What you will do - Find the word "JSON" in the data below and copy each line that holds it.

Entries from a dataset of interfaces
◇ ◇ ◇

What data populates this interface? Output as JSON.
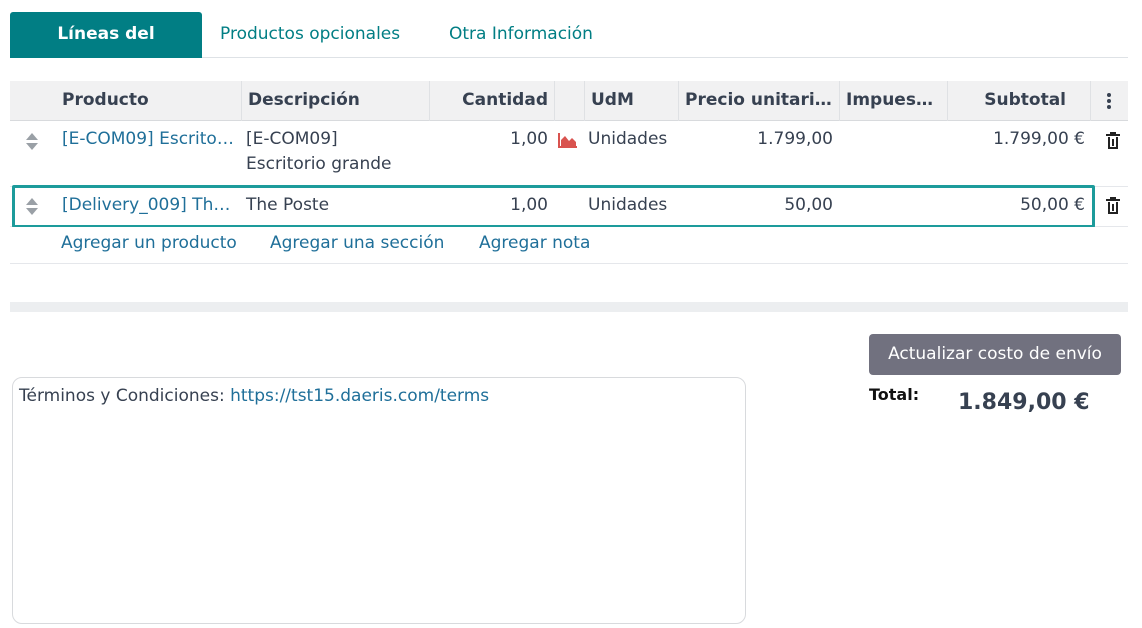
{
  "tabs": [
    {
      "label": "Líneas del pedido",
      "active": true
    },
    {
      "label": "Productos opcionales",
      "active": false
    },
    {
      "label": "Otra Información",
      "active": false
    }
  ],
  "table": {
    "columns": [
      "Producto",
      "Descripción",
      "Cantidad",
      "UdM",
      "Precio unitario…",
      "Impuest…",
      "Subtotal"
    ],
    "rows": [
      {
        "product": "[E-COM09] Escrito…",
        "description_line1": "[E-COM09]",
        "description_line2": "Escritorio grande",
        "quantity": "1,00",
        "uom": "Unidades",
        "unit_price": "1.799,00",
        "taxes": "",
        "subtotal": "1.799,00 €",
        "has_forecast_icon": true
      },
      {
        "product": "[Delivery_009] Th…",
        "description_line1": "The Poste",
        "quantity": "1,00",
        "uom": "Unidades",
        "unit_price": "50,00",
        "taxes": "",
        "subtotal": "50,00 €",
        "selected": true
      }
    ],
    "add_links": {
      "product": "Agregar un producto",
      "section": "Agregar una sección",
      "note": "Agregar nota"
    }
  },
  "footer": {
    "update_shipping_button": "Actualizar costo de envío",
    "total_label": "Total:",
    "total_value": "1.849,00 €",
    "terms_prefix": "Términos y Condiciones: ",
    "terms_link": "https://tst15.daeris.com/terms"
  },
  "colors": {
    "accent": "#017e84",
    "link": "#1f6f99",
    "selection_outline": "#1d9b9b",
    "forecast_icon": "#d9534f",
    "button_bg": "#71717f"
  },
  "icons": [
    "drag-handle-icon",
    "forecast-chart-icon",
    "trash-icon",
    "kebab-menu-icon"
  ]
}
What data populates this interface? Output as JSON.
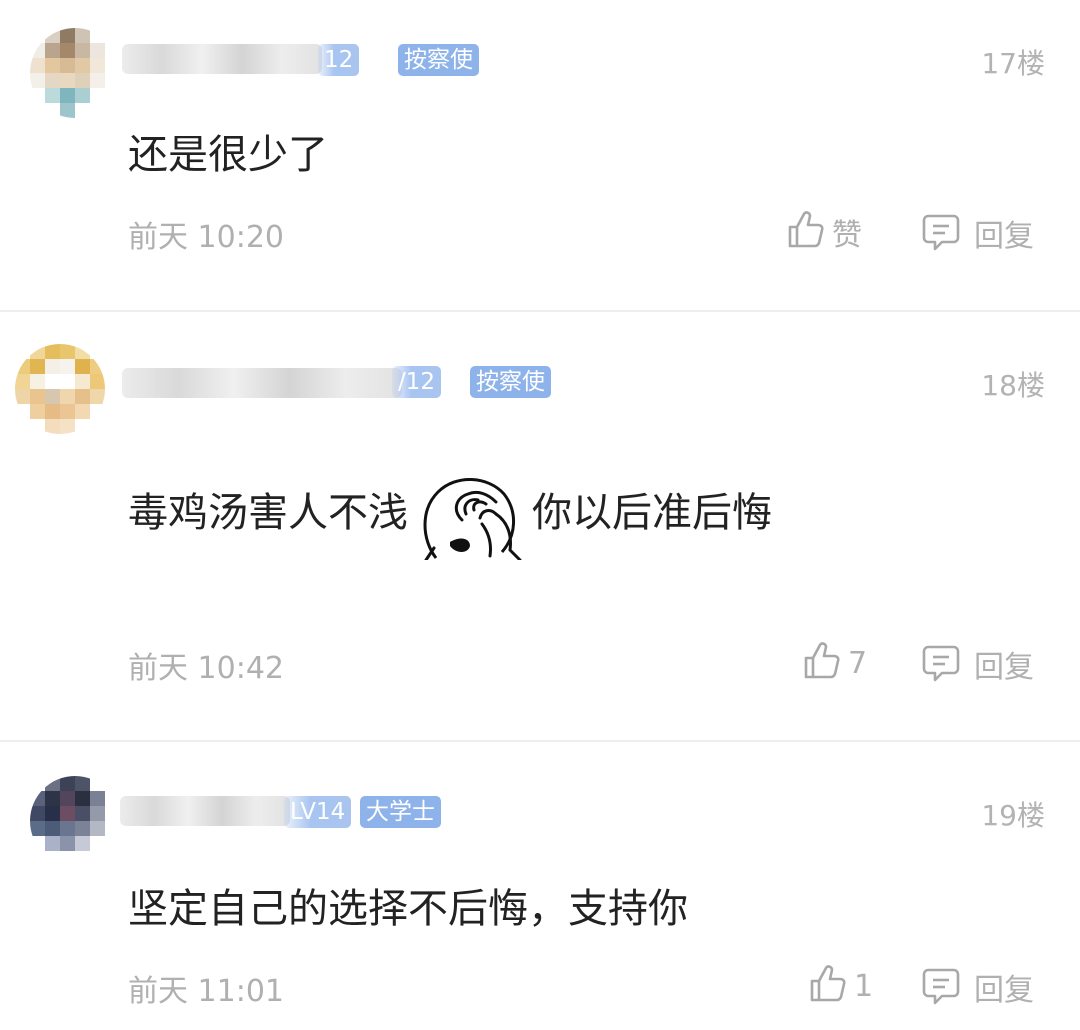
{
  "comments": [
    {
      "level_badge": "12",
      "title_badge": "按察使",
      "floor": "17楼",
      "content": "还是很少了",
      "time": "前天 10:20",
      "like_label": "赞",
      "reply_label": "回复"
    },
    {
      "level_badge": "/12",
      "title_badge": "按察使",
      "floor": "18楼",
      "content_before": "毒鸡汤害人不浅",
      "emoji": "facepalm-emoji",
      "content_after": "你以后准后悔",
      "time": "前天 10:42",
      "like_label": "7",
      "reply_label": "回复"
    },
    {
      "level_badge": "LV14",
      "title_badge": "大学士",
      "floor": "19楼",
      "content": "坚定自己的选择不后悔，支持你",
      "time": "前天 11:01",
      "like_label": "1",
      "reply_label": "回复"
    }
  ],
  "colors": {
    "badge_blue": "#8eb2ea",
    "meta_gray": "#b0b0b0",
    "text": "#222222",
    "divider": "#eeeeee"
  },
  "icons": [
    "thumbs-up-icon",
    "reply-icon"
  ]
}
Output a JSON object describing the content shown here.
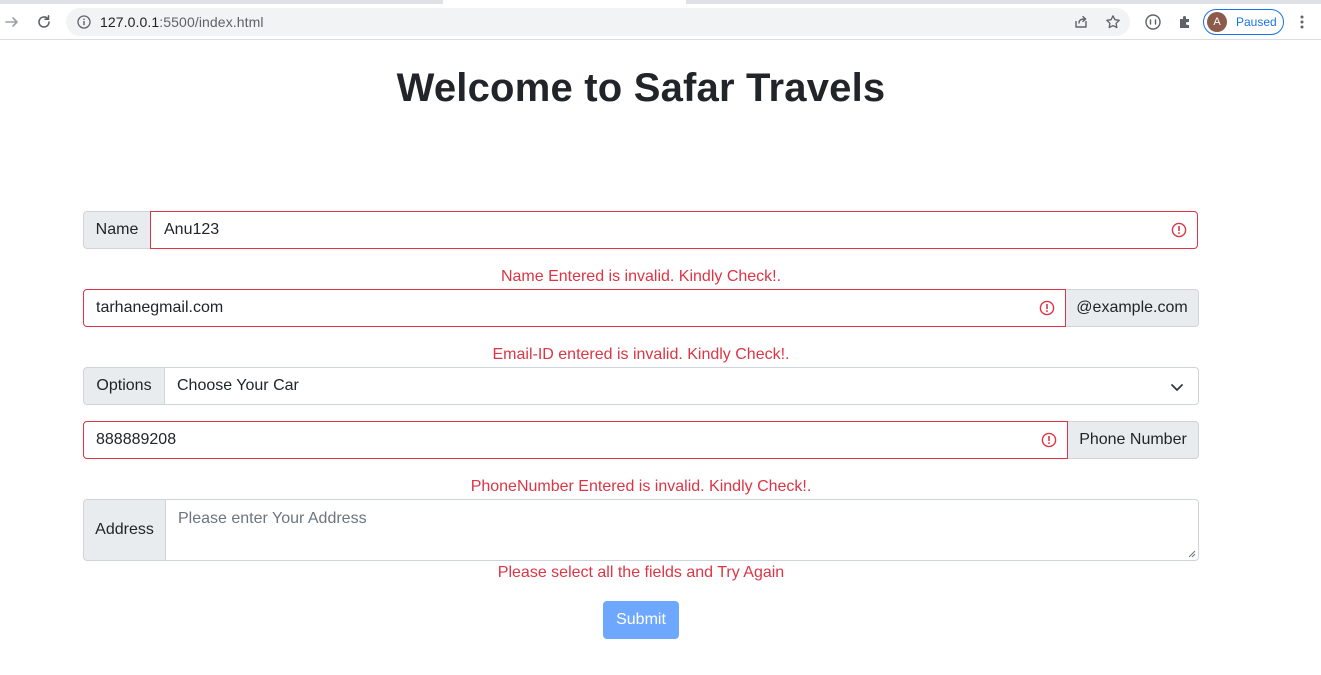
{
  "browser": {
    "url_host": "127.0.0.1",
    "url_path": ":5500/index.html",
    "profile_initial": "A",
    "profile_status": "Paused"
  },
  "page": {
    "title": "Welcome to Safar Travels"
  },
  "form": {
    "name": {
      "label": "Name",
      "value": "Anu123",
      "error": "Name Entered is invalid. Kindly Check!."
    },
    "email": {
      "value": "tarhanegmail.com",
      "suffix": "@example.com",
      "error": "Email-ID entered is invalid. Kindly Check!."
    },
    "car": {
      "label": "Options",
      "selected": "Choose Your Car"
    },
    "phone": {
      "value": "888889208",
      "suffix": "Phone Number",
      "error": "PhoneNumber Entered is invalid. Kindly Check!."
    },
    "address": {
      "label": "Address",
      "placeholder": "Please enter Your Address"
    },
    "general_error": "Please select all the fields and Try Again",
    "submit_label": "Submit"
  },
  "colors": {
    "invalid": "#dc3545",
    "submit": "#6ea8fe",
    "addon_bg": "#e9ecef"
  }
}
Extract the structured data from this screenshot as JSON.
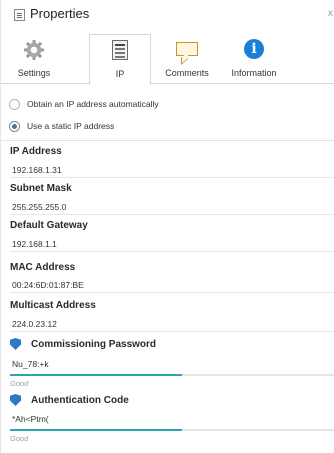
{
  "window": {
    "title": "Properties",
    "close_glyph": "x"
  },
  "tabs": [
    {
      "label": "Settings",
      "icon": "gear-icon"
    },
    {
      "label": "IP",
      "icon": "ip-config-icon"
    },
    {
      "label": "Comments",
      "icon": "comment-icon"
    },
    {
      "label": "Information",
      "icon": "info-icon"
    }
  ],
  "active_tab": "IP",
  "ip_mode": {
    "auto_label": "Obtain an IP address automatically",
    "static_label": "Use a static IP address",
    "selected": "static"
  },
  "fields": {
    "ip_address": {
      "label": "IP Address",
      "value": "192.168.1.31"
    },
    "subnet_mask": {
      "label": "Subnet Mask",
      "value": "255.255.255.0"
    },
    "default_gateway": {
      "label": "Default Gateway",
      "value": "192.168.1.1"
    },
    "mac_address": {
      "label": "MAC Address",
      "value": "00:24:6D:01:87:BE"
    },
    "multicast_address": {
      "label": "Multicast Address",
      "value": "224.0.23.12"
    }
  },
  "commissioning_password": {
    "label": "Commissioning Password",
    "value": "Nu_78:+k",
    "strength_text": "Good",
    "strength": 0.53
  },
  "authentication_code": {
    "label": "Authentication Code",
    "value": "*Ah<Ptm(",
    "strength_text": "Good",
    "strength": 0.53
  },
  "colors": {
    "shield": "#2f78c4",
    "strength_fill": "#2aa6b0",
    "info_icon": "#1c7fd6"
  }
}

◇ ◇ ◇

Solution below -
What data populates this interface? Output as JSON.
What data populates this interface? Output as JSON.
Output a JSON object describing the content shown here.
Extract the structured data from this screenshot as JSON.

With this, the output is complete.